*** Opening of GIVEN RECORDS ***

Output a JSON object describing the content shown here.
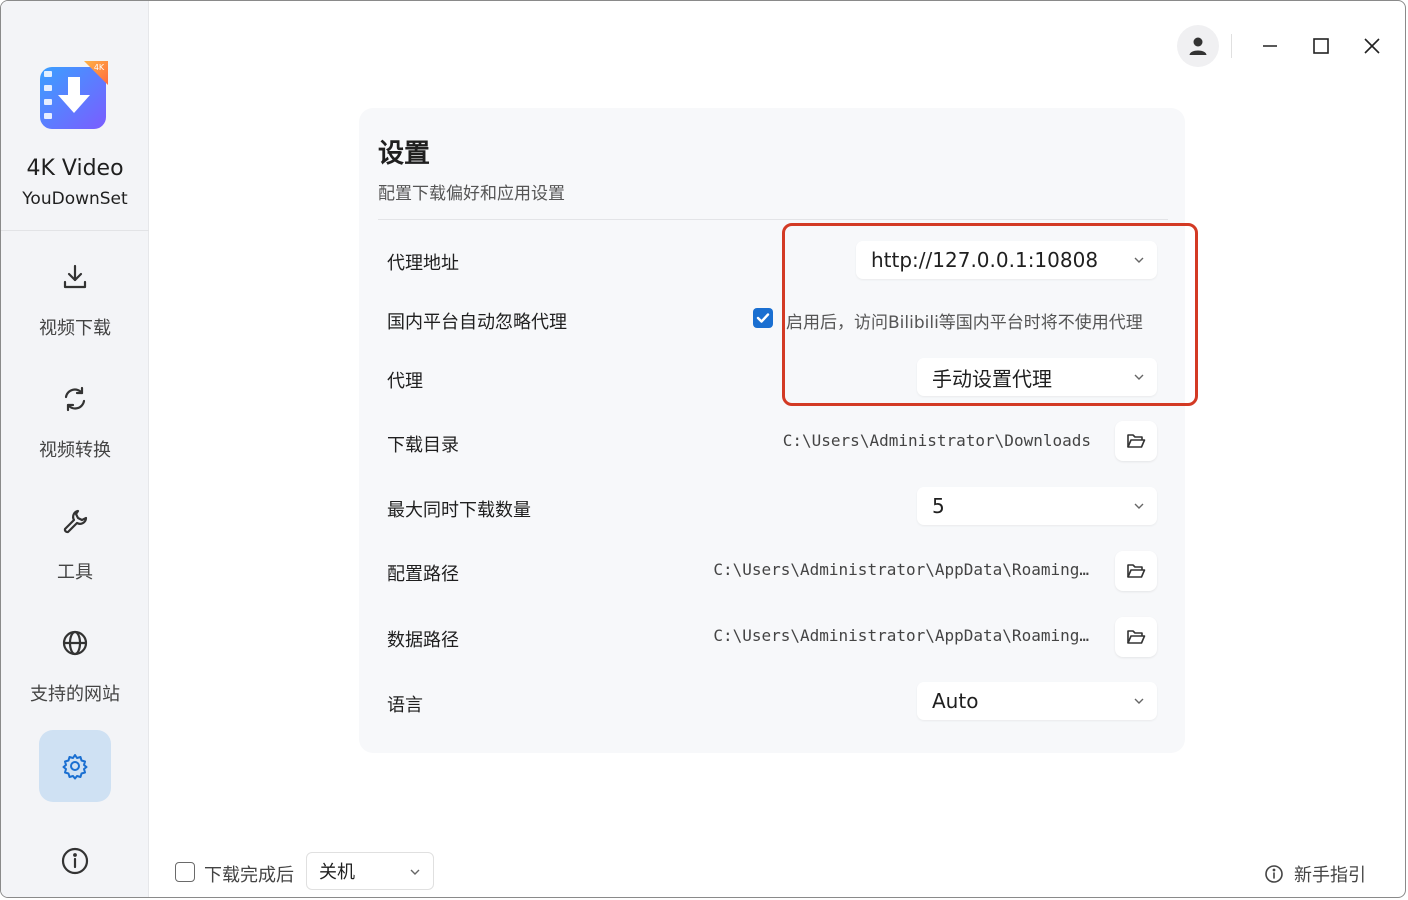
{
  "app": {
    "name": "4K Video",
    "subtitle": "YouDownSet",
    "logo_badge": "4K"
  },
  "sidebar": {
    "items": [
      {
        "label": "视频下载",
        "icon": "download-icon"
      },
      {
        "label": "视频转换",
        "icon": "convert-icon"
      },
      {
        "label": "工具",
        "icon": "wrench-icon"
      },
      {
        "label": "支持的网站",
        "icon": "globe-icon"
      }
    ],
    "active_icon": "gear-icon",
    "footer_icon": "info-icon"
  },
  "settings": {
    "title": "设置",
    "subtitle": "配置下载偏好和应用设置",
    "proxy_address_label": "代理地址",
    "proxy_address_value": "http://127.0.0.1:10808",
    "ignore_proxy_label": "国内平台自动忽略代理",
    "ignore_proxy_checked": true,
    "ignore_proxy_desc": "启用后，访问Bilibili等国内平台时将不使用代理",
    "proxy_label": "代理",
    "proxy_value": "手动设置代理",
    "download_dir_label": "下载目录",
    "download_dir_value": "C:\\Users\\Administrator\\Downloads",
    "max_downloads_label": "最大同时下载数量",
    "max_downloads_value": "5",
    "config_path_label": "配置路径",
    "config_path_value": "C:\\Users\\Administrator\\AppData\\Roaming…",
    "data_path_label": "数据路径",
    "data_path_value": "C:\\Users\\Administrator\\AppData\\Roaming…",
    "language_label": "语言",
    "language_value": "Auto"
  },
  "bottom": {
    "after_download_checked": false,
    "after_download_label": "下载完成后",
    "after_download_action": "关机",
    "guide_label": "新手指引"
  },
  "colors": {
    "accent": "#1a6fd1",
    "highlight": "#d33a24",
    "active_nav_bg": "#cfe1f3"
  }
}
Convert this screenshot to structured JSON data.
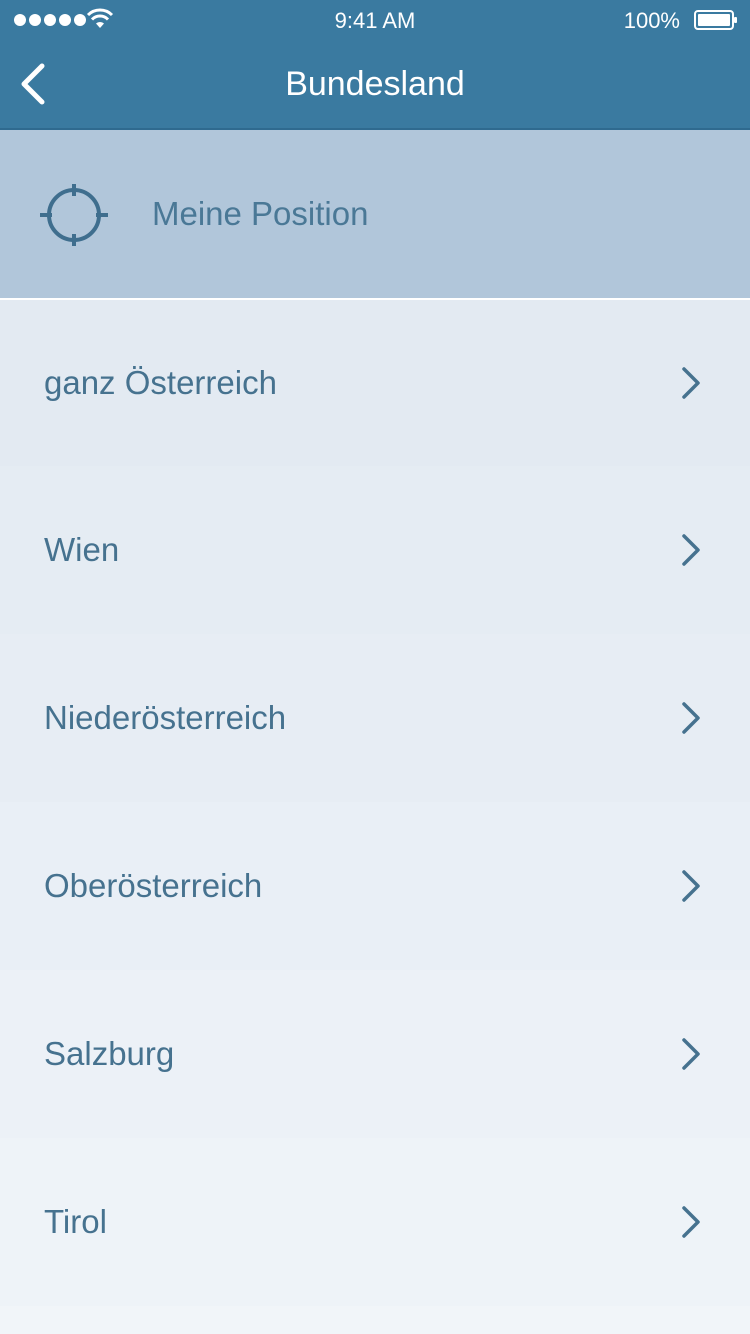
{
  "status_bar": {
    "time": "9:41 AM",
    "battery": "100%",
    "signal_icon": "signal-dots-icon",
    "wifi_icon": "wifi-icon",
    "battery_icon": "battery-full-icon"
  },
  "nav": {
    "title": "Bundesland",
    "back_icon": "chevron-left-icon",
    "color": "#3a7aa0"
  },
  "my_position": {
    "label": "Meine Position",
    "icon": "crosshair-icon",
    "color": "#b1c6da"
  },
  "list": {
    "items": [
      {
        "label": "ganz Österreich"
      },
      {
        "label": "Wien"
      },
      {
        "label": "Niederösterreich"
      },
      {
        "label": "Oberösterreich"
      },
      {
        "label": "Salzburg"
      },
      {
        "label": "Tirol"
      }
    ],
    "chevron_icon": "chevron-right-icon",
    "text_color": "#46728f"
  }
}
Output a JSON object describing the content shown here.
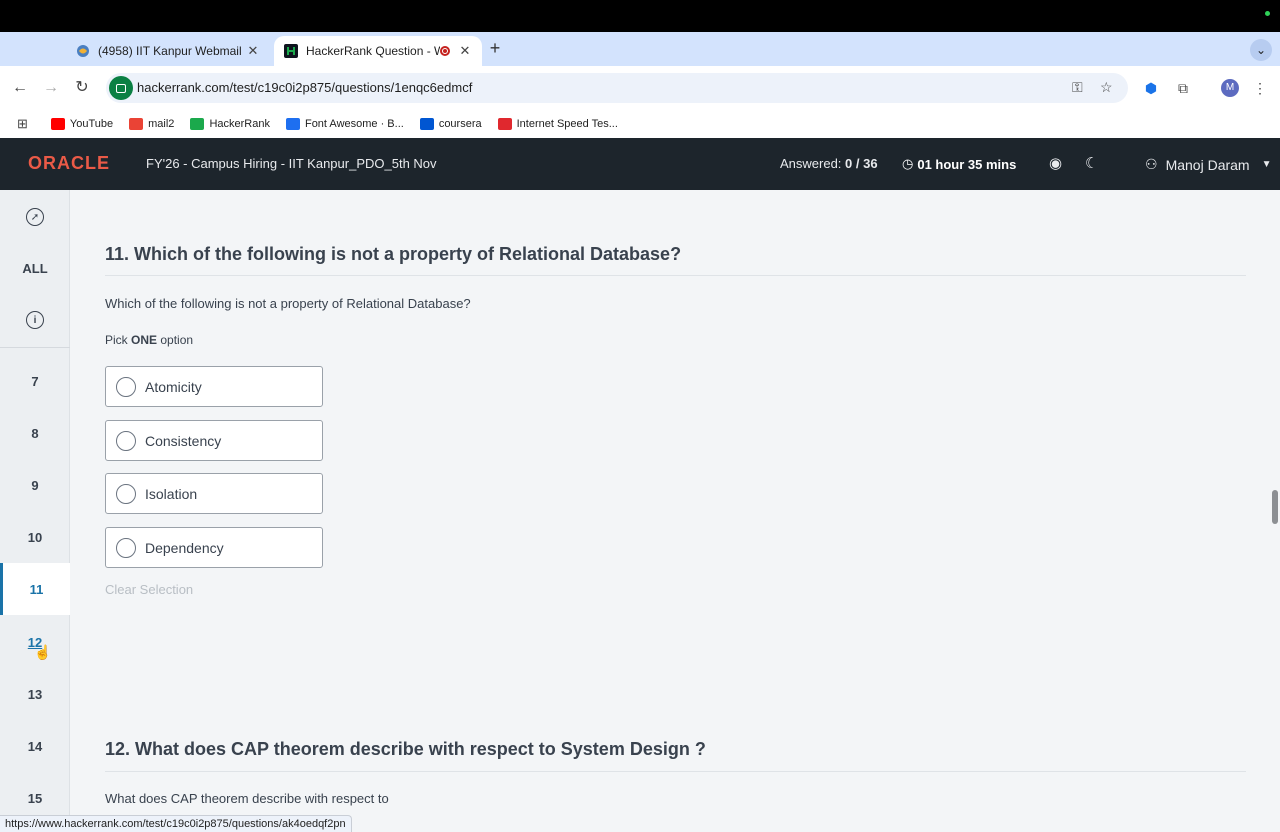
{
  "browser": {
    "tabs": [
      {
        "title": "(4958) IIT Kanpur Webmail ::",
        "active": false
      },
      {
        "title": "HackerRank Question - W",
        "active": true
      }
    ],
    "new_tab_icon": "plus-icon",
    "url": "hackerrank.com/test/c19c0i2p875/questions/1enqc6edmcf",
    "profile_initial": "M",
    "bookmarks": [
      {
        "label": "YouTube",
        "color": "#ff0000"
      },
      {
        "label": "mail2",
        "color": "#ea4335"
      },
      {
        "label": "HackerRank",
        "color": "#1ba94c"
      },
      {
        "label": "Font Awesome · B...",
        "color": "#1e6ff0"
      },
      {
        "label": "coursera",
        "color": "#0056d2"
      },
      {
        "label": "Internet Speed Tes...",
        "color": "#e0282e"
      }
    ],
    "status_url": "https://www.hackerrank.com/test/c19c0i2p875/questions/ak4oedqf2pn"
  },
  "header": {
    "logo": "ORACLE",
    "test_name": "FY'26 - Campus Hiring - IIT Kanpur_PDO_5th Nov",
    "answered_label": "Answered:",
    "answered_value": "0 / 36",
    "timer": "01 hour 35 mins",
    "user_name": "Manoj Daram",
    "colors": {
      "header_bg": "#1d252c",
      "logo": "#ea5a47",
      "accent": "#1a73a8"
    }
  },
  "sidebar": {
    "all_label": "ALL",
    "numbers": [
      "7",
      "8",
      "9",
      "10",
      "11",
      "12",
      "13",
      "14",
      "15"
    ],
    "current": "11"
  },
  "question11": {
    "title": "11. Which of the following is not a property of Relational Database?",
    "text": "Which of the following is not a property of Relational Database?",
    "pick_prefix": "Pick",
    "pick_strong": "ONE",
    "pick_suffix": "option",
    "options": [
      "Atomicity",
      "Consistency",
      "Isolation",
      "Dependency"
    ],
    "clear_label": "Clear Selection"
  },
  "question12": {
    "title": "12. What does CAP theorem describe with respect to System Design ?",
    "text": "What does CAP theorem describe with respect to"
  }
}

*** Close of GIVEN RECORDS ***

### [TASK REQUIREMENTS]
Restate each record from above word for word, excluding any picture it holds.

### [EXERCISE ANSWER]
Output a JSON object describing the content shown here.
{
  "app": {
    "name": "4K Video",
    "subtitle": "YouDownSet",
    "logo_badge": "4K"
  },
  "sidebar": {
    "items": [
      {
        "label": "视频下载",
        "icon": "download-icon"
      },
      {
        "label": "视频转换",
        "icon": "convert-icon"
      },
      {
        "label": "工具",
        "icon": "wrench-icon"
      },
      {
        "label": "支持的网站",
        "icon": "globe-icon"
      }
    ],
    "active_icon": "gear-icon",
    "footer_icon": "info-icon"
  },
  "settings": {
    "title": "设置",
    "subtitle": "配置下载偏好和应用设置",
    "proxy_address_label": "代理地址",
    "proxy_address_value": "http://127.0.0.1:10808",
    "ignore_proxy_label": "国内平台自动忽略代理",
    "ignore_proxy_checked": true,
    "ignore_proxy_desc": "启用后，访问Bilibili等国内平台时将不使用代理",
    "proxy_label": "代理",
    "proxy_value": "手动设置代理",
    "download_dir_label": "下载目录",
    "download_dir_value": "C:\\Users\\Administrator\\Downloads",
    "max_downloads_label": "最大同时下载数量",
    "max_downloads_value": "5",
    "config_path_label": "配置路径",
    "config_path_value": "C:\\Users\\Administrator\\AppData\\Roaming…",
    "data_path_label": "数据路径",
    "data_path_value": "C:\\Users\\Administrator\\AppData\\Roaming…",
    "language_label": "语言",
    "language_value": "Auto"
  },
  "bottom": {
    "after_download_checked": false,
    "after_download_label": "下载完成后",
    "after_download_action": "关机",
    "guide_label": "新手指引"
  },
  "colors": {
    "accent": "#1a6fd1",
    "highlight": "#d33a24",
    "active_nav_bg": "#cfe1f3"
  }
}
Convert this screenshot to structured JSON data.
{
  "status_bar": {
    "time": "9:41 AM",
    "battery": "100%",
    "signal_icon": "signal-dots-icon",
    "wifi_icon": "wifi-icon",
    "battery_icon": "battery-full-icon"
  },
  "nav": {
    "title": "Bundesland",
    "back_icon": "chevron-left-icon",
    "color": "#3a7aa0"
  },
  "my_position": {
    "label": "Meine Position",
    "icon": "crosshair-icon",
    "color": "#b1c6da"
  },
  "list": {
    "items": [
      {
        "label": "ganz Österreich"
      },
      {
        "label": "Wien"
      },
      {
        "label": "Niederösterreich"
      },
      {
        "label": "Oberösterreich"
      },
      {
        "label": "Salzburg"
      },
      {
        "label": "Tirol"
      }
    ],
    "chevron_icon": "chevron-right-icon",
    "text_color": "#46728f"
  }
}
Output a JSON object describing the content shown here.
{
  "browser": {
    "tabs": [
      {
        "title": "(4958) IIT Kanpur Webmail ::",
        "active": false
      },
      {
        "title": "HackerRank Question - W",
        "active": true
      }
    ],
    "new_tab_icon": "plus-icon",
    "url": "hackerrank.com/test/c19c0i2p875/questions/1enqc6edmcf",
    "profile_initial": "M",
    "bookmarks": [
      {
        "label": "YouTube",
        "color": "#ff0000"
      },
      {
        "label": "mail2",
        "color": "#ea4335"
      },
      {
        "label": "HackerRank",
        "color": "#1ba94c"
      },
      {
        "label": "Font Awesome · B...",
        "color": "#1e6ff0"
      },
      {
        "label": "coursera",
        "color": "#0056d2"
      },
      {
        "label": "Internet Speed Tes...",
        "color": "#e0282e"
      }
    ],
    "status_url": "https://www.hackerrank.com/test/c19c0i2p875/questions/ak4oedqf2pn"
  },
  "header": {
    "logo": "ORACLE",
    "test_name": "FY'26 - Campus Hiring - IIT Kanpur_PDO_5th Nov",
    "answered_label": "Answered:",
    "answered_value": "0 / 36",
    "timer": "01 hour 35 mins",
    "user_name": "Manoj Daram",
    "colors": {
      "header_bg": "#1d252c",
      "logo": "#ea5a47",
      "accent": "#1a73a8"
    }
  },
  "sidebar": {
    "all_label": "ALL",
    "numbers": [
      "7",
      "8",
      "9",
      "10",
      "11",
      "12",
      "13",
      "14",
      "15"
    ],
    "current": "11"
  },
  "question11": {
    "title": "11. Which of the following is not a property of Relational Database?",
    "text": "Which of the following is not a property of Relational Database?",
    "pick_prefix": "Pick",
    "pick_strong": "ONE",
    "pick_suffix": "option",
    "options": [
      "Atomicity",
      "Consistency",
      "Isolation",
      "Dependency"
    ],
    "clear_label": "Clear Selection"
  },
  "question12": {
    "title": "12. What does CAP theorem describe with respect to System Design ?",
    "text": "What does CAP theorem describe with respect to"
  }
}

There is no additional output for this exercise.